- The AN3312 is an application note of a BootLoader that uses CAN but it is targetted for our DSC family of devices. These devices have the FlexCAN module (the silicon that handles CAN Communications is different to the one in the MC9S08DZ60). However this document can be used as a reference on how to build a loader.
- Following document explains how to use the msCAN module for communications. It provides basic examples on how to send and receive data through the port.
- Next document provides the source code and documentation for an assembly-written Bootloader. This software loads the code through the serial port and burns it into flash. This document can help you understand the specific details of the bootloader implementation. This code is available for a lot of S08 families included the MC9S08DZ60 device.
- Serial booloader for S12(X) family:
With the information in these documents you can design your loader and plan how to solve the 5 main challenges of a loader application:
The Boot Loader handles the non-volatile memory of the microcontroller. The developer must plan how much memory is needed for the loader and protect it. Memory protection provides a guideline of the final system memory organization. A section of memory is used for the loader and another section for the application. Applications that will be executed with a loader are affected by how the loader manages memory and interrupt vectors.

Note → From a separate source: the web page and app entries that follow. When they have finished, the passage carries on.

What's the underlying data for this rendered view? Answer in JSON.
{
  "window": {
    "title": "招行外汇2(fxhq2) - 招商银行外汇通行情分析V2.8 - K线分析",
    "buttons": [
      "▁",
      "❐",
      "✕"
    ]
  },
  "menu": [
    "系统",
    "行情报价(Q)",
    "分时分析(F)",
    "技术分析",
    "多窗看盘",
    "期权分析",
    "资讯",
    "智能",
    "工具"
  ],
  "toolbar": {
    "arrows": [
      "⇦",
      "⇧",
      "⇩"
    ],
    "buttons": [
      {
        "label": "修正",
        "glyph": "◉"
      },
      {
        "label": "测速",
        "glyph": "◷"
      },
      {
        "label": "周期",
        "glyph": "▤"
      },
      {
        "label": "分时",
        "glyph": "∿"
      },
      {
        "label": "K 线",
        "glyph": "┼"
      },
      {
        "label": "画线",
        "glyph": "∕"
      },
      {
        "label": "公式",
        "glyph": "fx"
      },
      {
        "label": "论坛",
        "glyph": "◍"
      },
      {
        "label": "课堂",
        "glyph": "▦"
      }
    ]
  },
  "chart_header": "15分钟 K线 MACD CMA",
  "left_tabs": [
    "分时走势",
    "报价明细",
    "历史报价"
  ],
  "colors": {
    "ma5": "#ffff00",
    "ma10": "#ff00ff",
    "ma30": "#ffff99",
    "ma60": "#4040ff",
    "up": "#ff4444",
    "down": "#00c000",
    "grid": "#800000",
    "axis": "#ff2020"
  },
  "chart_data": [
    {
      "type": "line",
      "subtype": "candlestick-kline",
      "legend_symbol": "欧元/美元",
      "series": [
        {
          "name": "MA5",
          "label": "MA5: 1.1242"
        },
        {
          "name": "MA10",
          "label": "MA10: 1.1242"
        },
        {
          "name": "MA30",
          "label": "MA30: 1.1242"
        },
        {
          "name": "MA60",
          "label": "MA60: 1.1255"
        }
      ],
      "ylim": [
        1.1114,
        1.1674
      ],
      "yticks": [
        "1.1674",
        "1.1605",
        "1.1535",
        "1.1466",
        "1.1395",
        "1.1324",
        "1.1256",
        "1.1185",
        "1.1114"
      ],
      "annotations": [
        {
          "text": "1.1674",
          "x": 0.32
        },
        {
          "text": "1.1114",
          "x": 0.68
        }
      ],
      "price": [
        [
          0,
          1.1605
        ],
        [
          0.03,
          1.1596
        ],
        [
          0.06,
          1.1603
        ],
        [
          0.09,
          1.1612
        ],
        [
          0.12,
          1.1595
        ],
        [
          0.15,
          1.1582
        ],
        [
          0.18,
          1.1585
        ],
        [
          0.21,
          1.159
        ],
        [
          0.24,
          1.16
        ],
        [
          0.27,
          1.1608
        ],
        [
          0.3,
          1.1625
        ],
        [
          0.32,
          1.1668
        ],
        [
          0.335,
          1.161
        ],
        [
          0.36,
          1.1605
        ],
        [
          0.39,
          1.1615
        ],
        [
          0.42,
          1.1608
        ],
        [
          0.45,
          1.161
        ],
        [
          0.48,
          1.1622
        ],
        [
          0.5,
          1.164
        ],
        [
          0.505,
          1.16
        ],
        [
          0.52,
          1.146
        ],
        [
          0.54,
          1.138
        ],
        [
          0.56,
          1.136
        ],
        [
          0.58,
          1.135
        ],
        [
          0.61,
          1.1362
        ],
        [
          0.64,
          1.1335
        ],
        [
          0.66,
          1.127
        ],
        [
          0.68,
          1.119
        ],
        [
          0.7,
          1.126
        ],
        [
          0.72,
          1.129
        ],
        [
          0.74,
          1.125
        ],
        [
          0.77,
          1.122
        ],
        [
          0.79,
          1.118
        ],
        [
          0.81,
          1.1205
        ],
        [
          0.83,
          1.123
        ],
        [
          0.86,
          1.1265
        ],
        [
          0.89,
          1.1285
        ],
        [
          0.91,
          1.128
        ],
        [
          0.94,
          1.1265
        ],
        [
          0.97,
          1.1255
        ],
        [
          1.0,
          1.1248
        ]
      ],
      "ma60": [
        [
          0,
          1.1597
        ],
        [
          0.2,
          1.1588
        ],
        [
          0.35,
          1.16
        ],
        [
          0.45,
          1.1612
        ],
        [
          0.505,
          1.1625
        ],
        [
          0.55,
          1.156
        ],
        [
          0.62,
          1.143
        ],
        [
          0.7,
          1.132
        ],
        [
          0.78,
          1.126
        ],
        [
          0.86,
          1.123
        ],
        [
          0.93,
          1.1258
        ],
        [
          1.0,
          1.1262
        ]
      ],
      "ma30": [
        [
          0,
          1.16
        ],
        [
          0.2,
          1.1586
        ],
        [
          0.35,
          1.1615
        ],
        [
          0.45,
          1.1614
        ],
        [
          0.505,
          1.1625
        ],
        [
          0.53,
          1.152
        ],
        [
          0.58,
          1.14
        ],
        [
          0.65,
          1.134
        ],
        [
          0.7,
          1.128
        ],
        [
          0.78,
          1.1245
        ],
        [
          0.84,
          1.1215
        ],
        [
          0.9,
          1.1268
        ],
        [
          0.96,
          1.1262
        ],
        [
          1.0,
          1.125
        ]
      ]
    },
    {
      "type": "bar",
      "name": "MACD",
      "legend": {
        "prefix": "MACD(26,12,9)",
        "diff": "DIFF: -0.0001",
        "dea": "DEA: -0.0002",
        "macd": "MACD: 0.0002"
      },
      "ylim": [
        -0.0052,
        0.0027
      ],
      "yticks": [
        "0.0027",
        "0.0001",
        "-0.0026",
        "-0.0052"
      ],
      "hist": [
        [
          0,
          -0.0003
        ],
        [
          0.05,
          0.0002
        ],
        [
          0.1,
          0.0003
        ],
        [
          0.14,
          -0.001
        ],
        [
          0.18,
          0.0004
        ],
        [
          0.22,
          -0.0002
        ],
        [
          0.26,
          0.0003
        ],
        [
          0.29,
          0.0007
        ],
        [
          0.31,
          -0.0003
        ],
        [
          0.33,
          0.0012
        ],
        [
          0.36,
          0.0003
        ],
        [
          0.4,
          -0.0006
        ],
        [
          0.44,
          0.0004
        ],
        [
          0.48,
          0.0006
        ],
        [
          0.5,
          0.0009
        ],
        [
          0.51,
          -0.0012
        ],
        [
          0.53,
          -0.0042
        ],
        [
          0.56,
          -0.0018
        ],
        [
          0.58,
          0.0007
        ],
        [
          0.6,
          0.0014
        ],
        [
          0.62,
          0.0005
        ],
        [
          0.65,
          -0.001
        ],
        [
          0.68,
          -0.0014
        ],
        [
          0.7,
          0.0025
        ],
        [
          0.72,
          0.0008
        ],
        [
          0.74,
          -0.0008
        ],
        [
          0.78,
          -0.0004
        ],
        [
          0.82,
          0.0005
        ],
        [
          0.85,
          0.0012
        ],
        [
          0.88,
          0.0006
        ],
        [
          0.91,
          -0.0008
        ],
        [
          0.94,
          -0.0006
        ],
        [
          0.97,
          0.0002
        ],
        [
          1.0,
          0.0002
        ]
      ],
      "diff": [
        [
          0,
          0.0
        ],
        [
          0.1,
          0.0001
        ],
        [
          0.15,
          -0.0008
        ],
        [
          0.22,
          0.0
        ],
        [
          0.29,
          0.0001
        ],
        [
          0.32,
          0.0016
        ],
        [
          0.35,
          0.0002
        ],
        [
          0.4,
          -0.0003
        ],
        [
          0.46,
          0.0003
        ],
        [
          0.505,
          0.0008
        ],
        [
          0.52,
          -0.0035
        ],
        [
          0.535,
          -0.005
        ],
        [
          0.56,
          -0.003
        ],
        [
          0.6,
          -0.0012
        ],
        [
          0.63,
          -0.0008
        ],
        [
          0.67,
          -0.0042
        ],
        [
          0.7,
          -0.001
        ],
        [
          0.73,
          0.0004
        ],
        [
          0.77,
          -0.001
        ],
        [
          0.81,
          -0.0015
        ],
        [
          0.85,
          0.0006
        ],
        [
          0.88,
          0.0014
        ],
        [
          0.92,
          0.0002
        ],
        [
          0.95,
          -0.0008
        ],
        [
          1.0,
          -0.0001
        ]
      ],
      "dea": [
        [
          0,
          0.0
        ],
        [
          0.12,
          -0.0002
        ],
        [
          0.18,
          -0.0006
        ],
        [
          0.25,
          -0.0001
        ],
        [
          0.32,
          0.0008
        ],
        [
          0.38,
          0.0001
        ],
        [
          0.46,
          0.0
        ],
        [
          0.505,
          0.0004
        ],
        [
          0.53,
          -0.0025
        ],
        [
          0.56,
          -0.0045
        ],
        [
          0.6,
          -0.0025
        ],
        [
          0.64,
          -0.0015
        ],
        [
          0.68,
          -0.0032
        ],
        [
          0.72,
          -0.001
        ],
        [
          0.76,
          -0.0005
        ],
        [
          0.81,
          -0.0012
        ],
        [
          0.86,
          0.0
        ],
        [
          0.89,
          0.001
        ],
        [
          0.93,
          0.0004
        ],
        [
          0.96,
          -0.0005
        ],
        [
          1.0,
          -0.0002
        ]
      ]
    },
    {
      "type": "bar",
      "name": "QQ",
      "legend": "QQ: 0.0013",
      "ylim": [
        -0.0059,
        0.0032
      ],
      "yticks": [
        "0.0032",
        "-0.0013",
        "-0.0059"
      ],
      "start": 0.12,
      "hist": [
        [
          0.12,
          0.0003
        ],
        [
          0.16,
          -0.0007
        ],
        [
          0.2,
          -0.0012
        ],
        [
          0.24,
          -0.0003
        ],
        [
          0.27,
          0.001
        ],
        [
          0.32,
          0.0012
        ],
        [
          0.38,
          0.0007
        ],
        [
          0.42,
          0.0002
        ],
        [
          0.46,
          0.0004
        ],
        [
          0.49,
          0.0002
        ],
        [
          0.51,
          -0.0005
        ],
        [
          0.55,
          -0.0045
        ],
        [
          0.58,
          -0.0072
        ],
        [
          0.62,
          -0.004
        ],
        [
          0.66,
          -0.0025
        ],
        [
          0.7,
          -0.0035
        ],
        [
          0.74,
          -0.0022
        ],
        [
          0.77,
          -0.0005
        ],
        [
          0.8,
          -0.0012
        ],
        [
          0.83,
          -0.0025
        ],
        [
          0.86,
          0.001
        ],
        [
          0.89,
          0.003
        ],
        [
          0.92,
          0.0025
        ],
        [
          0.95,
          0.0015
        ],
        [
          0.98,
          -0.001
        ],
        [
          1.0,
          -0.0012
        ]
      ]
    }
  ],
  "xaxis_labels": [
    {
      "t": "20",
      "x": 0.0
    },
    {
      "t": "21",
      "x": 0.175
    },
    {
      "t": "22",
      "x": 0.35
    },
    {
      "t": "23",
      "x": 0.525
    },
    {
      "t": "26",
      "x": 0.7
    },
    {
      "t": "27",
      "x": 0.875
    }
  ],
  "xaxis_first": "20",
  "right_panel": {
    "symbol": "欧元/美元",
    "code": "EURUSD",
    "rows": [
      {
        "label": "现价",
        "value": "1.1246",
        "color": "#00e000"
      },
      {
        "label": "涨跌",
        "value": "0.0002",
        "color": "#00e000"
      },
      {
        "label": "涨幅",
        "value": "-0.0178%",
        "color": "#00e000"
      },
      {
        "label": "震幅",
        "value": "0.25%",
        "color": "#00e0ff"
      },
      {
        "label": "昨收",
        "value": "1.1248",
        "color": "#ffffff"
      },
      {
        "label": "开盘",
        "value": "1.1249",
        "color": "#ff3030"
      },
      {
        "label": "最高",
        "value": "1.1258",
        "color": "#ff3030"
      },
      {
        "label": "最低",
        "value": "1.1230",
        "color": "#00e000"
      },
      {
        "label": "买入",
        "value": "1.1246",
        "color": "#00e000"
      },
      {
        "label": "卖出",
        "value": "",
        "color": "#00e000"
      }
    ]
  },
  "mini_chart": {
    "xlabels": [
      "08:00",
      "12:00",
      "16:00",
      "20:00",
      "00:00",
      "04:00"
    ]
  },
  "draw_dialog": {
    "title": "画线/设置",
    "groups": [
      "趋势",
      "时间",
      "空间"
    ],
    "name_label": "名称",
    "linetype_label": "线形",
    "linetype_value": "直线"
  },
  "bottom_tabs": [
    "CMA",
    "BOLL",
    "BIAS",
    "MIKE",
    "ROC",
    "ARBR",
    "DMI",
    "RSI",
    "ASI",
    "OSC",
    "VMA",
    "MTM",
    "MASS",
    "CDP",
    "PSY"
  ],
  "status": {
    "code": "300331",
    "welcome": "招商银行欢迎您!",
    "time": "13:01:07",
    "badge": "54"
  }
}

Programming and Erasing non-volatile memory requires special attention as the procedure must be executed in RAM. The process of handling NVM may vary between devices. We have source code that provides routines to write Flash and that solves the problem of executing in RAM.
Interrupt vectors should be shared between the application and the users code. Hardware vector redirection is supported by the microcontrollers but with some limitations. It is necessary to decide how vector redirection will be implemented. Software and hardware methods can be used to redirect vectors.
Different applications required different interfaces to receive s-record information. Serial Ports are used widely for this purpose although the bootloader implementation should allow exchanging interfaces in a simple way. For your case you want CAN interface. CAN frames support up to 8 bytes of data per frame. This requires the developer to fully design a protocol or a data structure mounted over the CAN frames to be able to send the complete frames to the device that will be reprogrammed.
The Boot Loader is the owner of the reset vector. Upon startup the Boot Loader should select if the User code will be executed or if the Boot Loader mode should execute. The applicaton determines the best way to select between User/Loader mode. It might be a simple GPIO or a CAN frame or any input that can be recognized by the application and Loader to be able to set the loader mode when needed.
Developing a loader is not easy, but hopefully this information will be of a great help.